2008 KU-Texas football
Saturday afternoon at Memorial Stadium, Texas junior Colt McCoy tied Vince Young's school record for career victories by a Longhorns starting quarterback.
Fittingly, McCoy bagged win No. 30 - against just seven losses - by using his legs Ã la Young (30-2 career at UT) and once again led No. 4 Texas in rushing during a 35-7 blowout victory against Kansas University.
McCoy carried the ball 16 times for 78 yards and a touchdown, marking the sixth time this season he has led the Longhorns in rushing. The 16 carries were a season high for McCoy, and tying Young's record was something that overwhelmed the humble UT star.
"For my name to even be mentioned in the same category with Vince, that's an honor itself," McCoy said. "That's awesome.
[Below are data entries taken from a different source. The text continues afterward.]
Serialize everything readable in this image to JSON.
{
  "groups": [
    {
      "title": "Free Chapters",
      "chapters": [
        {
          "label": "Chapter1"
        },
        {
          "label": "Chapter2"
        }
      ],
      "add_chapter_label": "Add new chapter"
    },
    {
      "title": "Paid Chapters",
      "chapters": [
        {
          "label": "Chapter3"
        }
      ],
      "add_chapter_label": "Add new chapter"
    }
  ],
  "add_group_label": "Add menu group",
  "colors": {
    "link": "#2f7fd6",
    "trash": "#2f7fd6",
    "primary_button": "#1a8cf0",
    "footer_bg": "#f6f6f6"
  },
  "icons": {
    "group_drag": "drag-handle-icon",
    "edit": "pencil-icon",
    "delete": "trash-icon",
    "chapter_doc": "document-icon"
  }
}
I'm just playing, and I'm doing the best I can. My teammates are playing great, my coaches are calling great plays, and we're having fun. That's the most important part."
Although McCoy - the Longhorns' leading rusher this season with 636 yards on 117 carries - did plenty of damage with his feet Saturday, it was his ability to throw the ball into a stiff wind that most impressed his coach.
"Coming north is tough for quarterbacks," Texas coach Mack Brown said. "And I thought Colt played one of his toughest and grittiest games since he's been at the University of Texas. (He) has done amazing things since he's been at Texas, and for him to tie Vince's record with a year left - more than a year left - is really, really significant."
McCoy marched the Longhorns down the field on their opening drive, hitting four receivers for 39 yards, to set up a 14-yard touchdown run by Vondrell McGee.
Late in the second quarter, the UT QB took matters into his own hands by rumbling into the end zone on a four-yard TD run that gave Texas a 14-0 lead at halftime. On that drive, McCoy had four carries for 18 yards and was 2-for-2 through the air for 36 more.
"In these conditions, I thought, as an offense, we played great," McCoy said. "When the wind's blowing 30 miles an hour in your face, it's hard to complete balls, but give credit to the receivers because they caught the ball well."
McCoy's success on the ground against Kansas was more the result of a veteran quarterback taking what the defense gave than part of the UT game plan. The junior from Tuscola, Texas, said the way KU's defense spread its linebackers opened up lanes for him to run.
"There were no called quarterback reads," McCoy said. "I just got the feel that it might open up and I might be able to make a play with my feet, and I ended up doing that a couple times."
McCoy's longest run of the day came on the first play of Texas' fourth scoring drive. With KU threatening to get back into the game, trailing just 21-7 midway through the third quarter, McCoy surged between the tackles and galloped, untouched, 25 yards through the heart of the KU defense. Seven plays later, McCoy found Quan Cosby for a nine-yard touchdown pass with 2:38 to play in the third, a strike that all but buried the Jayhawks.
"Our defense played awesome, especially in the first half," McCoy said. "Offensively, we just went through a slump in the second quarter. We should've capitalized on some opportunities in the first half, and we didn't. But good teams respond, and we came out in the third and fourth quarter and dominated."
As a result, the former top-ranked team in the nation once again is rolling.
After falling out of the No. 1 spot in the polls two weeks ago because of a last-second loss to Texas Tech, the Longhorns have bounced back by drubbing Baylor and Kansas, keeping alive their hopes for a Big 12 title.
"I think all three (Texas, Oklahoma and Texas Tech) are really good football teams," Brown said. "Obviously, it'll all get sorted out more over the next two weeks. What we've gotta do is just keep playing."